Biostar Pharmaceuticals Inc (NASDAQ:BSPM) delivered a less impressive 2.59% ROE over the past year, compared to the 12.26% return generated by its industry. BSPM’s results could indicate a relatively inefficient operation to its peers, and while this may be the case, it is important to understand what ROE is made up of and how it should be interpreted. Knowing these components could change your view on BSPM’s performance. I will take you through how metrics such as financial leverage impact ROE which may affect the overall sustainability of BSPM’s returns. Check out our latest analysis for Biostar Pharmaceuticals
Peeling the layers of ROE – trisecting a company’s profitability
Firstly, Return on Equity, or ROE, is simply the percentage of last years’ earning against the book value of shareholders’ equity.
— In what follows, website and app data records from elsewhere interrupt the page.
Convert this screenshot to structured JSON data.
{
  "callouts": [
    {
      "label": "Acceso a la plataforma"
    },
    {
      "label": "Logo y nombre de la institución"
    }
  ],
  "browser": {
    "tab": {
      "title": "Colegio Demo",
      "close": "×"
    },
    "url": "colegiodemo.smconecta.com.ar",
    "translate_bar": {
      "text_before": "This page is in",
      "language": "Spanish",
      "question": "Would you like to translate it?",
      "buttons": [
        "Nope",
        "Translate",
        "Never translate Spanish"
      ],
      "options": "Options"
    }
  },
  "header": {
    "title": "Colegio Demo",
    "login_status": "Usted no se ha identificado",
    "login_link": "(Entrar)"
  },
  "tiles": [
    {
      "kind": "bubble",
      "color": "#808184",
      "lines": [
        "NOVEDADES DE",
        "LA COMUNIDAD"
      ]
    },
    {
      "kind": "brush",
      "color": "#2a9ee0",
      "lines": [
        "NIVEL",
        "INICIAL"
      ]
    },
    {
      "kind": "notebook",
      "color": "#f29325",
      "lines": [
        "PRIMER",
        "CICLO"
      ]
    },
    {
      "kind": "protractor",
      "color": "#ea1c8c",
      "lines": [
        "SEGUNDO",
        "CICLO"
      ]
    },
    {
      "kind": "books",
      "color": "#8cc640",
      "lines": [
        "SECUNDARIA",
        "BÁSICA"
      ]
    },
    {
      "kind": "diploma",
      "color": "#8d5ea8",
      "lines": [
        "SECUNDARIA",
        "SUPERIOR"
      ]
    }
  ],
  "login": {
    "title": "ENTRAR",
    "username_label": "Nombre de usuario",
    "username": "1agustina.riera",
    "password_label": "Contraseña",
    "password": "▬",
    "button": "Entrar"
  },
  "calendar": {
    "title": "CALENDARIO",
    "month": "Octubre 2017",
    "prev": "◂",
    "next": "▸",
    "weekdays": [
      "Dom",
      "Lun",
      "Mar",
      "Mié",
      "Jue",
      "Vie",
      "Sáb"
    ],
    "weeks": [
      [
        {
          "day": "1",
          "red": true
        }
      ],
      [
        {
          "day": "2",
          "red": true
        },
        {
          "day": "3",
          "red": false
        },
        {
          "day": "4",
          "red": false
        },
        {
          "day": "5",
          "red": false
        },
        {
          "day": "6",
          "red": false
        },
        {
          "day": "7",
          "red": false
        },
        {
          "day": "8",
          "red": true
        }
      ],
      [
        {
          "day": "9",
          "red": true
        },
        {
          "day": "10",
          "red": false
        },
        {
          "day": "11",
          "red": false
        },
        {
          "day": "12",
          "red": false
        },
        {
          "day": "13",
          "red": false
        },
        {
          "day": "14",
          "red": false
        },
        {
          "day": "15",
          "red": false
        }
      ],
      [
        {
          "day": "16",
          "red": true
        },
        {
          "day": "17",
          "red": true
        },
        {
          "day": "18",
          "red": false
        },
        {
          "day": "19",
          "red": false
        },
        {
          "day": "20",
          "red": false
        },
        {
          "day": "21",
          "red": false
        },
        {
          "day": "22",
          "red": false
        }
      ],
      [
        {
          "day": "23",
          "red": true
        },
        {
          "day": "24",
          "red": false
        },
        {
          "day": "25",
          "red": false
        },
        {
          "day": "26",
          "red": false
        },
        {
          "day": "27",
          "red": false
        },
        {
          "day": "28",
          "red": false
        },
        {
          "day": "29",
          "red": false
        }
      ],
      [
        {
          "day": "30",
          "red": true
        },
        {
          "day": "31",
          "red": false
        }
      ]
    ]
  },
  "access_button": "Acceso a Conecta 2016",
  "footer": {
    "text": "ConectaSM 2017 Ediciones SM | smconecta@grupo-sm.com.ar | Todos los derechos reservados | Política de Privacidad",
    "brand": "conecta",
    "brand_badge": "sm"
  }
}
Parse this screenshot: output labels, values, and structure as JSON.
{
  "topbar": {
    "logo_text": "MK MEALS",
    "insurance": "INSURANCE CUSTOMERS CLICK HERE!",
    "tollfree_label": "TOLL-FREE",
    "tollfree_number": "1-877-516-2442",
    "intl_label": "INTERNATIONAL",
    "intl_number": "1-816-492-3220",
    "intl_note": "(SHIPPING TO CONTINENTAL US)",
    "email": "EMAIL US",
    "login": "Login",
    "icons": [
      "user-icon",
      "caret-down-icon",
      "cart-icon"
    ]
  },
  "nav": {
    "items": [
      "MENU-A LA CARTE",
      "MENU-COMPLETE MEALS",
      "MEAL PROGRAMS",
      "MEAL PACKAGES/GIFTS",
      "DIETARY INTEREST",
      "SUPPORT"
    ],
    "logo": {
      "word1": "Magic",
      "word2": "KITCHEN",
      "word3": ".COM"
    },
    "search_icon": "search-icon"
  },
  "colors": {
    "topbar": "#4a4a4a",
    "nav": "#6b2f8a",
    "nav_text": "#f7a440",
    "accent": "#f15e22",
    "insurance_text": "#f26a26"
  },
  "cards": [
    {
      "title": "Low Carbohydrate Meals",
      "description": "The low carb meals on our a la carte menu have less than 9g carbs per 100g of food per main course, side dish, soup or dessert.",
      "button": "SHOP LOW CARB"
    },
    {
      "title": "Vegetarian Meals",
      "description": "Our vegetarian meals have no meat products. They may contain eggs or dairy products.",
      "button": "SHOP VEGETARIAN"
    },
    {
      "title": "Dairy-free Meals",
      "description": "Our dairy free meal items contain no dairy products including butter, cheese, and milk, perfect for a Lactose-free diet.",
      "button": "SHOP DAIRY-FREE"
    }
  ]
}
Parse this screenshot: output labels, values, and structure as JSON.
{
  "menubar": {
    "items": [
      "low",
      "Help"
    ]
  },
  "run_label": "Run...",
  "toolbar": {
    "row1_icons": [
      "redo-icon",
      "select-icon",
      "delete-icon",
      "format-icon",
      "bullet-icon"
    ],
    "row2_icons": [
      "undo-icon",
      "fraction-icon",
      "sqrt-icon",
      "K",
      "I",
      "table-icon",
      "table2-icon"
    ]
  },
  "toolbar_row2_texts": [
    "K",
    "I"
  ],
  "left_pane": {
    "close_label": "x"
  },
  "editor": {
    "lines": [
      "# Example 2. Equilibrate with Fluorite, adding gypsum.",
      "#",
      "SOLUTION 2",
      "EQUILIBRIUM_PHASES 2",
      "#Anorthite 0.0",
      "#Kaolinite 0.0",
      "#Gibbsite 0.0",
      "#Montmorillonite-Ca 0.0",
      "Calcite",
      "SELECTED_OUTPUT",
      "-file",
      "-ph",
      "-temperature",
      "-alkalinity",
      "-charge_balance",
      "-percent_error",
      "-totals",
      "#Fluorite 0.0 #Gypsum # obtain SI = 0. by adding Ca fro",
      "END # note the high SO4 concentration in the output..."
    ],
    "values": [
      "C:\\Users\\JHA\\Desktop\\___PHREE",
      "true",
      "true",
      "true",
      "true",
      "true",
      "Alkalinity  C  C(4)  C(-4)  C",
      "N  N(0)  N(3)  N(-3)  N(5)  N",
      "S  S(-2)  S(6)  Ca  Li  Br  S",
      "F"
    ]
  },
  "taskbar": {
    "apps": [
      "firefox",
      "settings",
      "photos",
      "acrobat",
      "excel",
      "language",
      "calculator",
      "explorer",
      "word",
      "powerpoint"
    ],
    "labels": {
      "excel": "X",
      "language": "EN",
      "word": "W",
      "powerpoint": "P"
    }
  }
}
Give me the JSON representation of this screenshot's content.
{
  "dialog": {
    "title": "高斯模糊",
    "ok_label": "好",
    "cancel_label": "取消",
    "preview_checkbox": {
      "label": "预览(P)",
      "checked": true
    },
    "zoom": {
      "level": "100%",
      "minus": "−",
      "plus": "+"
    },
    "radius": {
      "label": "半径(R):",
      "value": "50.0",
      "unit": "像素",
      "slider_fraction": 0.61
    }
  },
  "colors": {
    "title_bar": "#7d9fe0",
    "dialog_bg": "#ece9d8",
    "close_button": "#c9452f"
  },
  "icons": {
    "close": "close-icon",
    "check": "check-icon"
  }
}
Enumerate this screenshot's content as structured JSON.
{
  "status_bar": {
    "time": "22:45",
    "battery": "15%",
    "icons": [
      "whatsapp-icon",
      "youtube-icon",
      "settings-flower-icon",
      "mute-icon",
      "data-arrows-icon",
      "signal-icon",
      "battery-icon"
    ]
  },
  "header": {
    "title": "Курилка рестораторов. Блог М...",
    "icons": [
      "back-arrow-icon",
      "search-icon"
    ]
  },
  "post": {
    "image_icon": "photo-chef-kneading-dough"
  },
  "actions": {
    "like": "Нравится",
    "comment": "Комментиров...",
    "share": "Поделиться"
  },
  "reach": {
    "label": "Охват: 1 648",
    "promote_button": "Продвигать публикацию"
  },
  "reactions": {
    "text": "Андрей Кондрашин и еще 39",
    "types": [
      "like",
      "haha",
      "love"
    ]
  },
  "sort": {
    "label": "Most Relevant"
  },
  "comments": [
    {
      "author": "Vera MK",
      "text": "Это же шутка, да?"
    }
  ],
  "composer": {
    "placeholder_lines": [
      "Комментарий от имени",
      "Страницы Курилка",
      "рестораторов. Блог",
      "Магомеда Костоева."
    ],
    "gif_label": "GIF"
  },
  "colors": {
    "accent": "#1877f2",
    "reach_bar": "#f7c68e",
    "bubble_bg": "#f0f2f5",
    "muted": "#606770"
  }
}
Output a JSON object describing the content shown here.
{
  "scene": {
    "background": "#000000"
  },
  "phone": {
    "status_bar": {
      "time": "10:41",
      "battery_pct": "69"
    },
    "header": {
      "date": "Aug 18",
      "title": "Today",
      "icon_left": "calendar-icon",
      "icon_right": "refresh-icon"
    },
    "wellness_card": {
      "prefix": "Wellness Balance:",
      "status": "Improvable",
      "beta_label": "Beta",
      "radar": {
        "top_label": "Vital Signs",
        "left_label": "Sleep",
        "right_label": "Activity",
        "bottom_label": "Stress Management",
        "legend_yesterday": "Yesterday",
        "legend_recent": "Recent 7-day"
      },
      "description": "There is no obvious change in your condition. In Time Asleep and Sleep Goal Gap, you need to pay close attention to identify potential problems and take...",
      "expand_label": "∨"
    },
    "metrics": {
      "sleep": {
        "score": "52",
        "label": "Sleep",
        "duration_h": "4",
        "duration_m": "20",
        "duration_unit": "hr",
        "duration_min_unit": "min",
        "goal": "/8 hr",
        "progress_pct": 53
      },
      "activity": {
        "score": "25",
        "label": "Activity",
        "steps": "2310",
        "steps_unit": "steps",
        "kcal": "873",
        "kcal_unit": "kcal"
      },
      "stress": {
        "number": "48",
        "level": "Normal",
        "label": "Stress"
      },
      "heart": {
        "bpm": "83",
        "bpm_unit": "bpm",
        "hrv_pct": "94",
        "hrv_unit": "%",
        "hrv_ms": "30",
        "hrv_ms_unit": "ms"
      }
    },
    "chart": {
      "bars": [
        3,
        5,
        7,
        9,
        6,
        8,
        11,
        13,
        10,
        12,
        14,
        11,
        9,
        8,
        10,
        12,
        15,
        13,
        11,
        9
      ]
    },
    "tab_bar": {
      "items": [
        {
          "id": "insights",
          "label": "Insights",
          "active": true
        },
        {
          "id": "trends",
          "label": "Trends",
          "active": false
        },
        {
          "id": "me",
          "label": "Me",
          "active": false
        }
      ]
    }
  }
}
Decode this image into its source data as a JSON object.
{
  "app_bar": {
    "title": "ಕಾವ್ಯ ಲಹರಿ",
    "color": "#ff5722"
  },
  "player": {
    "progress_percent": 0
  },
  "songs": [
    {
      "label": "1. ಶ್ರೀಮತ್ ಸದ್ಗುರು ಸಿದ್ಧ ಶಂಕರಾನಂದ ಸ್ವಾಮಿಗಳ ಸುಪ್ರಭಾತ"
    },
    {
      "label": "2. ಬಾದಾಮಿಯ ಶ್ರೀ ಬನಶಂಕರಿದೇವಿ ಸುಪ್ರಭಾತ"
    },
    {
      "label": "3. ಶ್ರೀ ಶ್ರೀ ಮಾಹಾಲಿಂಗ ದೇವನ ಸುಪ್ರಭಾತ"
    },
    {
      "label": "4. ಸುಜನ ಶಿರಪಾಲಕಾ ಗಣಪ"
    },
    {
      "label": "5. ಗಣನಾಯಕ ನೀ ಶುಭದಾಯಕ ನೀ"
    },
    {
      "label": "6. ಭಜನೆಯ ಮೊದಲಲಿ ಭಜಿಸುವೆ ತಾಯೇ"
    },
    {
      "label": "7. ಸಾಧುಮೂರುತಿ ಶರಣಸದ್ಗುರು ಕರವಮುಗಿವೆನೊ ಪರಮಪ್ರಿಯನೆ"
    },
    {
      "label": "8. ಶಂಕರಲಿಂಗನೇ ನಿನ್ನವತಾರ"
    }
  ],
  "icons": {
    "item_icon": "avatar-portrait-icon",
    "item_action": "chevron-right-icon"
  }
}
For example, if the company invests $1 in the form of equity, it will generate $0.03 in earnings from this. In most cases, a higher ROE is preferred; however, there are many other factors we must consider prior to making any investment decisions.
Return on Equity = Net Profit ÷ Shareholders Equity
ROE is measured against cost of equity in order to determine the efficiency of Biostar Pharmaceuticals’s equity capital deployed. Its cost of equity is 4.65%. Since Biostar Pharmaceuticals’s return does not cover its cost, with a difference of -2.07%, this means its current use of equity is not efficient and not sustainable. Very simply, Biostar Pharmaceuticals pays more for its capital than what it generates in return. ROE can be split up into three useful ratios: net profit margin, asset turnover, and financial leverage. This is called the Dupont Formula:
ROE = profit margin × asset turnover × financial leverage
ROE = (annual net profit ÷ sales) × (sales ÷ assets) × (assets ÷ shareholders’ equity)
ROE = annual net profit ÷ shareholders’ equity
The first component is profit margin, which measures how much of sales is retained after the company pays for all its expenses. The other component, asset turnover, illustrates how much revenue Biostar Pharmaceuticals can make from its asset base. The most interesting ratio, and reflective of sustainability of its ROE, is financial leverage. Since ROE can be artificially increased through excessive borrowing, we should check Biostar Pharmaceuticals’s historic debt-to-equity ratio. Currently the debt-to-equity ratio stands at a low 6.71%, which means Biostar Pharmaceuticals still has headroom to take on more leverage in order to increase profits.
ROE is one of many ratios which meaningfully dissects financial statements, which illustrates the quality of a company. Biostar Pharmaceuticals exhibits a weak ROE against its peers, as well as insufficient levels to cover its own cost of equity this year. However, ROE is not likely to be inflated by excessive debt funding, giving shareholders more conviction in the sustainability of returns, which has headroom to increase further. ROE is a helpful signal, but it is definitely not sufficient on its own to make an investment decision.
For Biostar Pharmaceuticals, I’ve compiled three important aspects you should look at:
- Financial Health: Does it have a healthy balance sheet? Take a look at our free balance sheet analysis with six simple checks on key factors like leverage and risk.
- Valuation: What is Biostar Pharmaceuticals worth today? Is the stock undervalued, even when its growth outlook is factored into its intrinsic value? The intrinsic value infographic in our free research report helps visualize whether Biostar Pharmaceuticals is currently mispriced by the market.
- Other High-Growth Alternatives : Are there other high-growth stocks you could be holding instead of Biostar Pharmaceuticals? Explore our interactive list of stocks with large growth potential to get an idea of what else is out there you may be missing!
To help readers see pass the short term volatility of the financial market, we aim to bring you a long-term focused research analysis purely driven by fundamental data. Note that our analysis does not factor in the latest price sensitive company announcements.
The author is an independent contributor and at the time of publication had no position in the stocks mentioned.